AUSTIN (KXAN) — It is summer, but school is still in session for the children at the Boy’s and Girl’s Clubs of Austin.
KXAN’s Britt Moreno stopped by their NYOS campus for the day’s lesson: what’s on the minds of incoming fourth and fifth graders. Those children are the same age as the 19 kids in Uvalde who were shot and killed by a teenage gunman in May.
Their answers range from the wonderful carefree nature that childhood should be, to heavy thoughts weighing down their hearts. These children have a lot of energy and love to offer.
These are the same questions late artist Judy Gelles asked during the “The Fourth Grade Project.” Gelles interviewed and photographed over 300 fourth-grade students from all over the U.S. and world from various socioeconomic backgrounds and cultures for the project.

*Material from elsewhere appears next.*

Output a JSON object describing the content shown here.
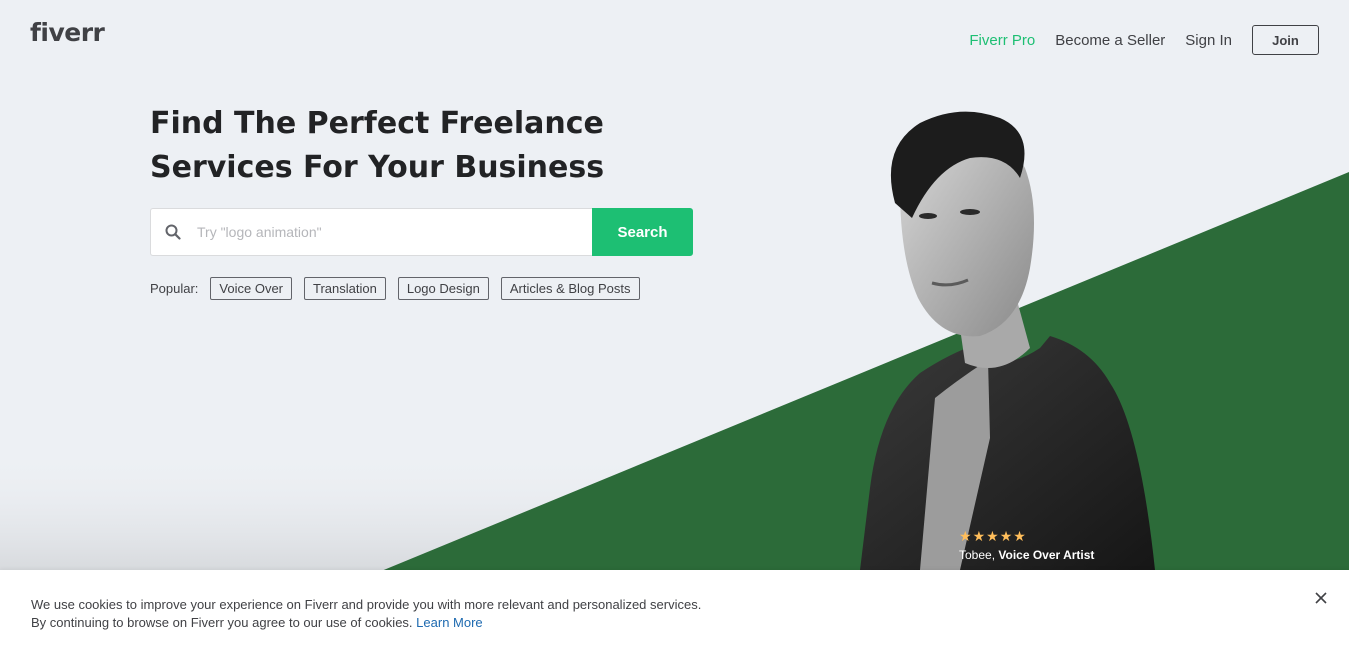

Who do you live with?
Nine-year-old Khari said “My mom and my dad.”
Eight-year-old Ryan’s answer showcases the conflict a child of immigrants whose family is divided faces.
“My mom and my dad. My mom and my family mostly. I am the second biggest. My bigger brother is in my home country and there’s a baby sister with him and I have a little brother here,” Ryan said.
Nine-year-old Victoria shares what it’s like to have a split household.
“My mom and my dad. They broke up, so I’m like switching every week now,” Victoria said.
What makes you happy?
Ella, 10, said “being with family.”
Luca, 9, said “playing soccer or playing on a device.”
Andres, 10, said “getting to spend time with my family and having a sister because I have always wanted one.”
Victoria said “being with my family when they’re not all grumpy and stuff.”
What do you worry about?
Khari said “most of the time nothing and I just chill.”
Andres said “I worry about a lot of stuff. I usually just worry about my sister getting hurt really bad.”
Victoria said “I don’t worry about a lot of things, but if I would worry about something it would be if me and Ella would stop being friends.”
What do you wish for?
Ella shyly said “another puppy.” Andres, who holds another wish close to his heart, said “I don’t know because there’s so much stuff. If I had to wish for something it would be spend more time with my mom, my biological mom, because she passed away three years ago.” Ryan said “I wish for just having a better life”.
The “Fourth Grade Project” project can be seen at the Bullock Texas State History Museum through Dec. 11.
Margaret Koch, director of the Bullock Museum, said in a statement to KXAN: “The Bullock Museum has a special affinity for 4th graders. Fourth-grade students study Texas history in-depth and every year thousands of them and their teachers fill our galleries with their dynamic energy and enthusiasm. To deepen that connection, in 2019 the Bullock Museum made plans to host The Fourth Grade Project. The stories represented in this exhibition, collected between 2008 and 2019 from 4th graders around the world, reflect many of the same issues that are also on the minds of young Texans. Take this opportunity to pause, hear their voices, and understand the ways in which what they face impacts us all.”